Rack hygiene[edit]

Blanking plates and other fittings around the edge, top, floor, or the rack direct air intake so that only air from the cold aisle reaches equipment intakes and prevent leakage of exhaust air into the intake area. Fans on the top or rear doors of the cabinet ensure a negative pressure for exhaust air coming out of equipment. Effective airflow management prevents hot spots, which are especially common in the top spaces of a rack, and allows the temperature of cold aisles to be raised.

Aisle containment[edit]

Containment of hot/cold aisles and ducting hot air from cabinets are intended to prevent cool/exhaust air mixing within server rooms. Generally rows of cabinets face each other so that cool air can reach the equipment air intakes at the set temperature point for the room. A more recent addition to the consideration of above floor containment is below floor air flow control. A range of underfloor panels can be fitted within the raised floor plenum to create efficient cold air pathways direct to the raised floor vented tiles.

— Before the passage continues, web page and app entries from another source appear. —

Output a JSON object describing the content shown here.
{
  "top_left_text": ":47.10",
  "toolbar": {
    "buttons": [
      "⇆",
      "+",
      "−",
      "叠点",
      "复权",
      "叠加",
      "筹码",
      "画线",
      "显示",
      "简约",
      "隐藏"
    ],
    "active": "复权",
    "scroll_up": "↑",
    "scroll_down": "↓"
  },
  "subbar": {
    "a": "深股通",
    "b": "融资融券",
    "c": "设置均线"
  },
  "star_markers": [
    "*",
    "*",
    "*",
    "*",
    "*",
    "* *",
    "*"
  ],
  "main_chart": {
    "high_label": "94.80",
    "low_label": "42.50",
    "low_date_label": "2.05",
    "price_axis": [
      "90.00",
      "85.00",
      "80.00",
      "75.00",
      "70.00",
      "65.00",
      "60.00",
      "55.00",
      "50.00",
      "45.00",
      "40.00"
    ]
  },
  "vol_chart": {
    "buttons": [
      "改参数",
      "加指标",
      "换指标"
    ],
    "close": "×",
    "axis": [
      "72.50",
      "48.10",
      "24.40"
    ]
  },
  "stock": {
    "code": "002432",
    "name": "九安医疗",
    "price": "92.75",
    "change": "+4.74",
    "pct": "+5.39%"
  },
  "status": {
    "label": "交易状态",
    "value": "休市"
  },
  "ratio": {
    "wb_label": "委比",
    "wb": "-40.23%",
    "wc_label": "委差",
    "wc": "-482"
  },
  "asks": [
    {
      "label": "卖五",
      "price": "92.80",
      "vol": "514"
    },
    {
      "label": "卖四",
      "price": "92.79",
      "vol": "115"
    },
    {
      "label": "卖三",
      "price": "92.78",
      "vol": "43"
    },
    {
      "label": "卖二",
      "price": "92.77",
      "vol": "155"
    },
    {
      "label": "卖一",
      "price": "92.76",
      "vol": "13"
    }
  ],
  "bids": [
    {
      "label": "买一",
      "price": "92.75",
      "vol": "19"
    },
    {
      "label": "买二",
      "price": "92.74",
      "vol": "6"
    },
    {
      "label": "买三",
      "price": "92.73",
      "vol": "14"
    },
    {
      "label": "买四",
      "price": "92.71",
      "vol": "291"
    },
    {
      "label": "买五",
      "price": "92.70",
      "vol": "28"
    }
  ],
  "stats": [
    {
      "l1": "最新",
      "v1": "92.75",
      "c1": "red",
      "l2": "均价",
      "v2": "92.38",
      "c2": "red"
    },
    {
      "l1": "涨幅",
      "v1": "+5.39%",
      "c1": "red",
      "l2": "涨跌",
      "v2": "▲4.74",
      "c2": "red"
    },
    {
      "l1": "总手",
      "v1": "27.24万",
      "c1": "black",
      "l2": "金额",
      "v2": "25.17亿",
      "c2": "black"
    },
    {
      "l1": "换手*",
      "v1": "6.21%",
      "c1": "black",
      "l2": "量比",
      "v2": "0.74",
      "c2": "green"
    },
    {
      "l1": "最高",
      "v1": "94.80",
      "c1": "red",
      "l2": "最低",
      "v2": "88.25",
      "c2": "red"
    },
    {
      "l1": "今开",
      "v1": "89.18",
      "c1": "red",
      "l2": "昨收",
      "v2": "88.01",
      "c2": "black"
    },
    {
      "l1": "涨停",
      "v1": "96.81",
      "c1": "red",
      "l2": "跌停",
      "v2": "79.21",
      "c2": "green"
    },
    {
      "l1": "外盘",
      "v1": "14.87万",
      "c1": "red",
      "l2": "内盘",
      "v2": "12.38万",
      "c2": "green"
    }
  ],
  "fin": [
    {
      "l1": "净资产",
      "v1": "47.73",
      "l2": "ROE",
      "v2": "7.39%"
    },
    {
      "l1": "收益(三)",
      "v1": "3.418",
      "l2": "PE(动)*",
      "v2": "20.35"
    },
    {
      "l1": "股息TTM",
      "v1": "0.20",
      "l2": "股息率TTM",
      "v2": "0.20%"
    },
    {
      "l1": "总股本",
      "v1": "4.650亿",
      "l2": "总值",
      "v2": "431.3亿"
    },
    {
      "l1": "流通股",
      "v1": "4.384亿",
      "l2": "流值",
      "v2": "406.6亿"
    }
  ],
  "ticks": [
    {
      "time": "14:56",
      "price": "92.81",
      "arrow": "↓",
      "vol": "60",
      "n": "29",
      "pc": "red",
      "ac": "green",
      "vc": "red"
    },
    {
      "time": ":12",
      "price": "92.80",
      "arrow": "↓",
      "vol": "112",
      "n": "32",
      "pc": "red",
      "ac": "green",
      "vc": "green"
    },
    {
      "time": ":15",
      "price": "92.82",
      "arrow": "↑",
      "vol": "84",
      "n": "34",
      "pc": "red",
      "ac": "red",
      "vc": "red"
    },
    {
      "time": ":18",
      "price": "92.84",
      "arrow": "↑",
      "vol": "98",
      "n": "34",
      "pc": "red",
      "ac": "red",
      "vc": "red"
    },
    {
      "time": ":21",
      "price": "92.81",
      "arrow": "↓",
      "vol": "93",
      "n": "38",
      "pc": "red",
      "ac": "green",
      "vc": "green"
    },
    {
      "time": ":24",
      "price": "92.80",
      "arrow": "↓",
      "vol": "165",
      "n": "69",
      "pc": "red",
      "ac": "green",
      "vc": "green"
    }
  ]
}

Containment is generally implemented by physical separation of the hot and cold aisles, using blanking panels, PVC curtains or hard panel boards. Containment strategies could differ based on various factors including server tolerance, ambient temperature requirements and leakage from data centers.[12][dead link]

Access floor[edit]

The type of access floor a facility uses can also greatly affect its air flow capabilities and limitations. Specifically, a raised access floor allow for under-floor cable management as well as air flow. There are two main classifications of such access floors: low-profile floors (under 6 feet in height) as well as standard/traditional access floors (over 6 feet).[13]

See also[edit]


  1. ^ Fox, Mike (2012-02-15). "Stulz announced it has begun manufacturing In Row server cooling units under the name "CyberRow".". DataCenterFix. Retrieved 27 February 2012. 
  2. ^ Cosmano, Joe (2009), Choosing a Data Center (PDF), Disaster Recovery Journal, retrieved 2012-07-21 
  3. ^ Garrett, David (2004), Heat Of The Moment, Processor, retrieved 2012-07-21 
  4. ^ "AVTECH - Recommended Data Center Temperature & Humidity". Retrieved 2015-08-01. 
  5. ^ "2008 ASHRAE Environmental Guidelines for Datacom Eq uipment" (PDF). 
  6. ^ "Data Center Power and Cooling white paper" (PDF). 
  7. ^ "Efficiency: How we do it – Data Centers – Google". Retrieved 2015-08-01. 
  8. ^ "Data Center Operating Temperature: The Sweet Spot" (PDF). 
  9. ^ "Applying 2011 ASHRAE data center guidelines to HP ProLiant-based facilities" (PDF). 
  10. ^ "Environmental design criteria". Retrieved 2015-08-02. 
  11. ^ "C H A P T E R 2 - Environmental Requirements". Retrieved 2015-08-02. 
  12. ^ Data center containment - Hot aisle or cold aisle?
  13. ^ "What Type of Access Floor Should I Choose?". Netfloor USA. Retrieved 4 October 2015. 

Further reading[edit]